The Islamic Defenders Front (FPI) had threatened to storm SCTV headquarters if it broadcast a movie titled “?”, scheduled for the last night of the Ramadan holy fasting month this week.
“We regret SCTV’s decision to not air the movie. The movie has passed the censorship requirements and it doesn’t violate any regulations,” broadcasting commission official Ezki Suyanto told AFP.
“It seems the station is just afraid of the FPI. SCTV should not have given in to them. This is a bad precedent for other groups to do the same to TV stations.”
The movie was directed by Muslim filmmaker Hanung Bramantyo, who has made several feature films on Islam, such as the box-office hit “Ayat-Ayat Cinta” (Verses of Love).
FPI secretary-general Sobri Lubis said the movie tried to incite hatred toward Islam and disgraced the religion by suggesting Muslims could live together harmoniously with people of other faiths in one country.
“The movie supports the idea of pluralism and that the unification of many religions is acceptable. We rejected this dirty and damaging movie from the start,” he said.
Lubis said the film unfairly depicted the stabbing of a priest and burning of a church, suggesting Indonesia’s Muslim majority was suppressing minorities.
Last year, the FPI threatened cinemas with violence if they did not withdraw a horror-comedy, “Hantu Puncak Datang Bulan” (The Menstruating Ghost of Puncak), after watching uncensored clips of the movie on YouTube.

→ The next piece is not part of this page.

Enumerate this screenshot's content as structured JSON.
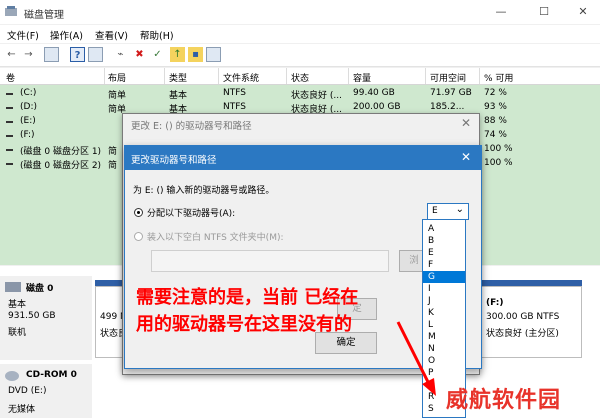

Civil society and human rights groups say intolerance is on the rise in Indonesia, the world’s most populous Muslim-majority country, under the leadership of President Susilo Bambang Yudhoyono.